Data records for software interfaces »
++++++
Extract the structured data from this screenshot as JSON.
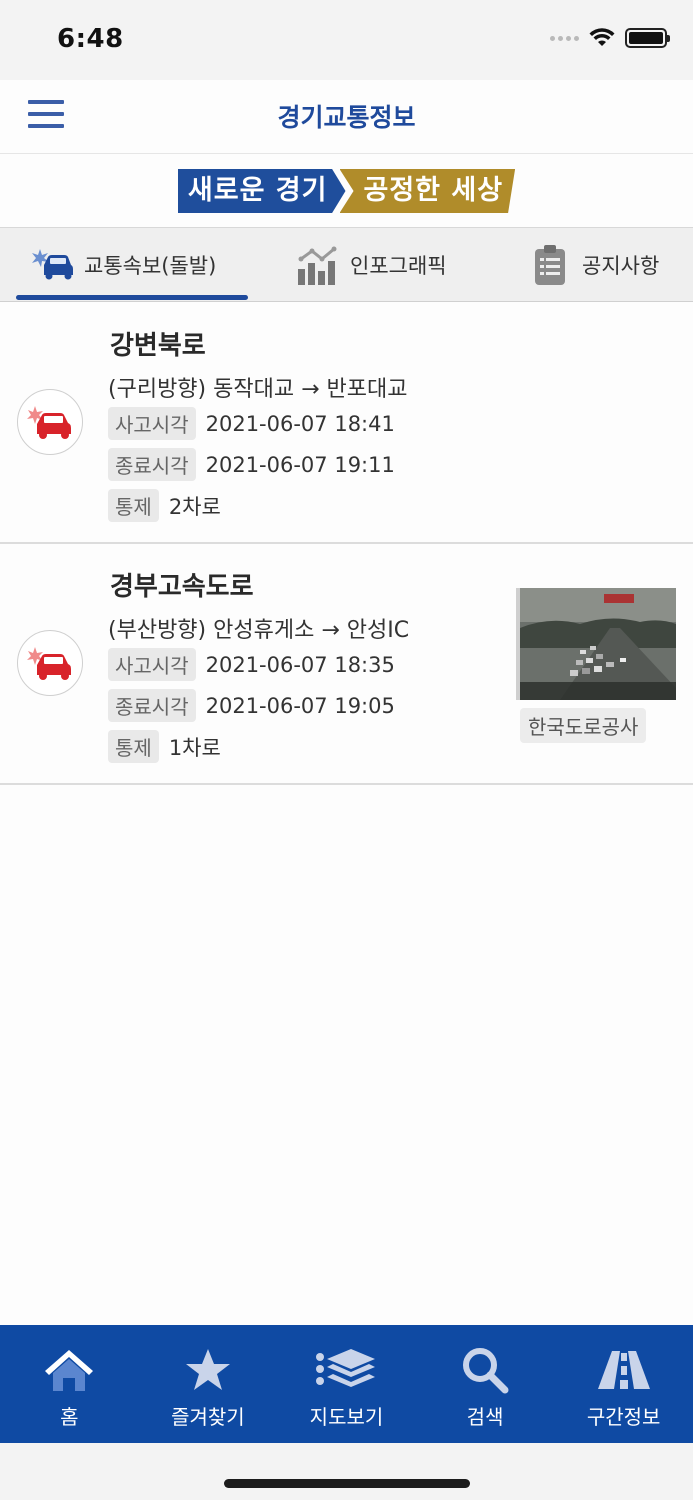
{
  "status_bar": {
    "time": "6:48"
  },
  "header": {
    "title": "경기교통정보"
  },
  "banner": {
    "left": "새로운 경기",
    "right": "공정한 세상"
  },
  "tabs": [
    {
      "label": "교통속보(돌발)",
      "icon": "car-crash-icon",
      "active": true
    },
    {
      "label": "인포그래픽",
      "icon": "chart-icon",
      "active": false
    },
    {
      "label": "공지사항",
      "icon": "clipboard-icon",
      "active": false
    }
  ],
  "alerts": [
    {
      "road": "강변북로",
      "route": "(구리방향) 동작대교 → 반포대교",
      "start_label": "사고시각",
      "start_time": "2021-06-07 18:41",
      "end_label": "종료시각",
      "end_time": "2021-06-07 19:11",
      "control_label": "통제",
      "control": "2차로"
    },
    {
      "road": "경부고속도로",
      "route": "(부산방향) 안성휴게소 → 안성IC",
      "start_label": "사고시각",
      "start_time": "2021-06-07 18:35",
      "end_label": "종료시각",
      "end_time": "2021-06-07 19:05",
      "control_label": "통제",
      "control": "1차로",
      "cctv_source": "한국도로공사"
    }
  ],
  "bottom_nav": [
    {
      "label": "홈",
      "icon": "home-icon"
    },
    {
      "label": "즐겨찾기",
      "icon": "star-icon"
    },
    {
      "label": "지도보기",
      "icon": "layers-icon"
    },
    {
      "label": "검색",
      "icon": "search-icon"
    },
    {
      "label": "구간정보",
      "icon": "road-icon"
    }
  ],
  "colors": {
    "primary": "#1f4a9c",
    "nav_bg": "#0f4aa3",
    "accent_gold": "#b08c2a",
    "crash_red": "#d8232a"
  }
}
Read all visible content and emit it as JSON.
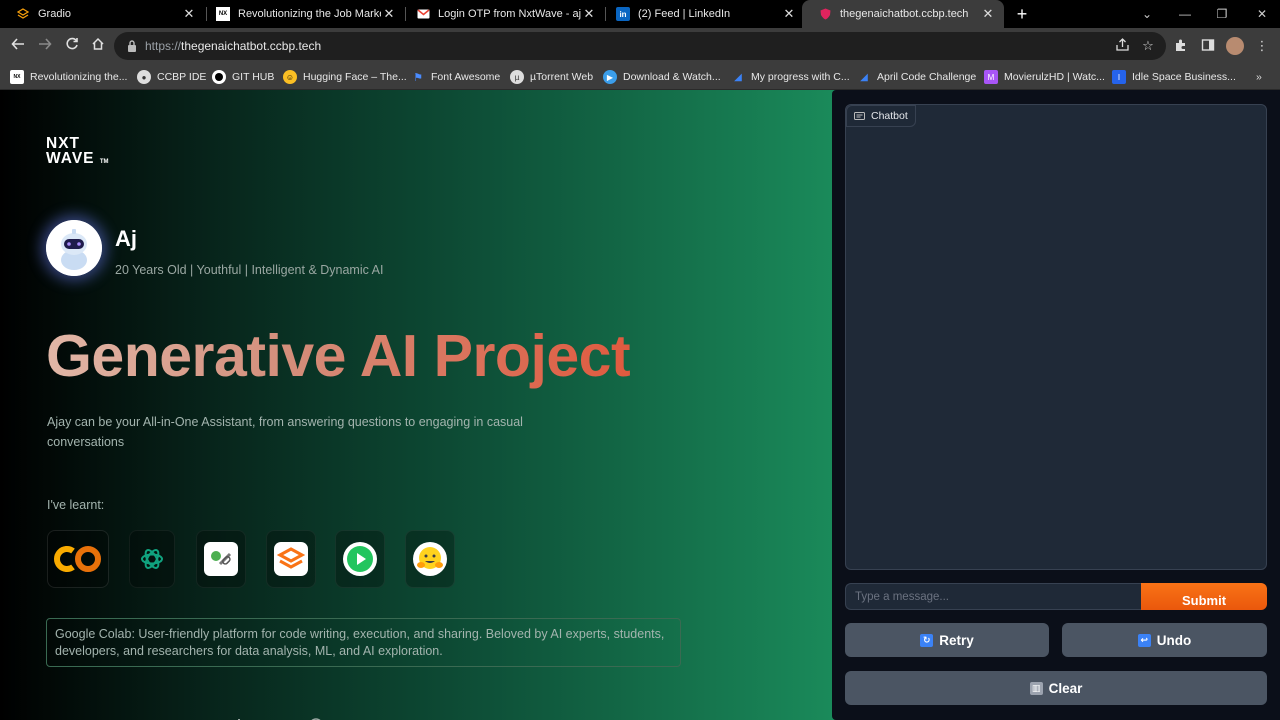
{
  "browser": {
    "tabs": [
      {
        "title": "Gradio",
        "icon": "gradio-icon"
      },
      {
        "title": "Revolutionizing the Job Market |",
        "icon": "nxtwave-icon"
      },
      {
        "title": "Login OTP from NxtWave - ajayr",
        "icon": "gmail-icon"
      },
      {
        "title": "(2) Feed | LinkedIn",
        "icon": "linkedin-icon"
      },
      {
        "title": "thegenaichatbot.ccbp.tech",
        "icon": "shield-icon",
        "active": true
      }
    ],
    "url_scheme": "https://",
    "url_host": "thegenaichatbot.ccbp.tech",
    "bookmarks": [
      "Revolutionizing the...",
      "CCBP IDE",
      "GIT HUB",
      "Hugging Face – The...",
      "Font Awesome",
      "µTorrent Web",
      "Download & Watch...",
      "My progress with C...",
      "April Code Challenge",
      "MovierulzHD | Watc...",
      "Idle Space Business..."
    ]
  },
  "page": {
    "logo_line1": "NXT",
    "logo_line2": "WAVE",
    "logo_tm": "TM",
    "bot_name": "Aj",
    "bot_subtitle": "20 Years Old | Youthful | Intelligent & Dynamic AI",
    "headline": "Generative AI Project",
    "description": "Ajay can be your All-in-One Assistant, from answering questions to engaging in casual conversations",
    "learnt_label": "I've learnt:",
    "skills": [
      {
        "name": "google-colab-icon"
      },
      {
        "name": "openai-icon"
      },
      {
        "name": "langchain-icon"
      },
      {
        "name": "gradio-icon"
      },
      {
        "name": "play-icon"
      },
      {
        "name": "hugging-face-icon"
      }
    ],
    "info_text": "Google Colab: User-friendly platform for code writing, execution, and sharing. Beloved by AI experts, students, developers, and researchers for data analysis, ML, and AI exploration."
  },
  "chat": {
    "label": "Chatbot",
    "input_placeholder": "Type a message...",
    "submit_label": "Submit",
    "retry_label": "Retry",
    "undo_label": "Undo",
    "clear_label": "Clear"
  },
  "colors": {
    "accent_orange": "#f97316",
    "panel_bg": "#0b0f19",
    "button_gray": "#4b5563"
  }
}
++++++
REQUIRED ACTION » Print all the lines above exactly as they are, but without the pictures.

ANSWER FOR THIS EXERCISE »
Extract the structured data from this screenshot as JSON.
{
  "status_bar": {
    "time": "6:48"
  },
  "header": {
    "title": "경기교통정보"
  },
  "banner": {
    "left": "새로운 경기",
    "right": "공정한 세상"
  },
  "tabs": [
    {
      "label": "교통속보(돌발)",
      "icon": "car-crash-icon",
      "active": true
    },
    {
      "label": "인포그래픽",
      "icon": "chart-icon",
      "active": false
    },
    {
      "label": "공지사항",
      "icon": "clipboard-icon",
      "active": false
    }
  ],
  "alerts": [
    {
      "road": "강변북로",
      "route": "(구리방향) 동작대교 → 반포대교",
      "start_label": "사고시각",
      "start_time": "2021-06-07 18:41",
      "end_label": "종료시각",
      "end_time": "2021-06-07 19:11",
      "control_label": "통제",
      "control": "2차로"
    },
    {
      "road": "경부고속도로",
      "route": "(부산방향) 안성휴게소 → 안성IC",
      "start_label": "사고시각",
      "start_time": "2021-06-07 18:35",
      "end_label": "종료시각",
      "end_time": "2021-06-07 19:05",
      "control_label": "통제",
      "control": "1차로",
      "cctv_source": "한국도로공사"
    }
  ],
  "bottom_nav": [
    {
      "label": "홈",
      "icon": "home-icon"
    },
    {
      "label": "즐겨찾기",
      "icon": "star-icon"
    },
    {
      "label": "지도보기",
      "icon": "layers-icon"
    },
    {
      "label": "검색",
      "icon": "search-icon"
    },
    {
      "label": "구간정보",
      "icon": "road-icon"
    }
  ],
  "colors": {
    "primary": "#1f4a9c",
    "nav_bg": "#0f4aa3",
    "accent_gold": "#b08c2a",
    "crash_red": "#d8232a"
  }
}
Read all visible content and emit it as JSON.
{
  "browser": {
    "tabs": [
      {
        "title": "Gradio",
        "icon": "gradio-icon"
      },
      {
        "title": "Revolutionizing the Job Market |",
        "icon": "nxtwave-icon"
      },
      {
        "title": "Login OTP from NxtWave - ajayr",
        "icon": "gmail-icon"
      },
      {
        "title": "(2) Feed | LinkedIn",
        "icon": "linkedin-icon"
      },
      {
        "title": "thegenaichatbot.ccbp.tech",
        "icon": "shield-icon",
        "active": true
      }
    ],
    "url_scheme": "https://",
    "url_host": "thegenaichatbot.ccbp.tech",
    "bookmarks": [
      "Revolutionizing the...",
      "CCBP IDE",
      "GIT HUB",
      "Hugging Face – The...",
      "Font Awesome",
      "µTorrent Web",
      "Download & Watch...",
      "My progress with C...",
      "April Code Challenge",
      "MovierulzHD | Watc...",
      "Idle Space Business..."
    ]
  },
  "page": {
    "logo_line1": "NXT",
    "logo_line2": "WAVE",
    "logo_tm": "TM",
    "bot_name": "Aj",
    "bot_subtitle": "20 Years Old | Youthful | Intelligent & Dynamic AI",
    "headline": "Generative AI Project",
    "description": "Ajay can be your All-in-One Assistant, from answering questions to engaging in casual conversations",
    "learnt_label": "I've learnt:",
    "skills": [
      {
        "name": "google-colab-icon"
      },
      {
        "name": "openai-icon"
      },
      {
        "name": "langchain-icon"
      },
      {
        "name": "gradio-icon"
      },
      {
        "name": "play-icon"
      },
      {
        "name": "hugging-face-icon"
      }
    ],
    "info_text": "Google Colab: User-friendly platform for code writing, execution, and sharing. Beloved by AI experts, students, developers, and researchers for data analysis, ML, and AI exploration."
  },
  "chat": {
    "label": "Chatbot",
    "input_placeholder": "Type a message...",
    "submit_label": "Submit",
    "retry_label": "Retry",
    "undo_label": "Undo",
    "clear_label": "Clear"
  },
  "colors": {
    "accent_orange": "#f97316",
    "panel_bg": "#0b0f19",
    "button_gray": "#4b5563"
  }
}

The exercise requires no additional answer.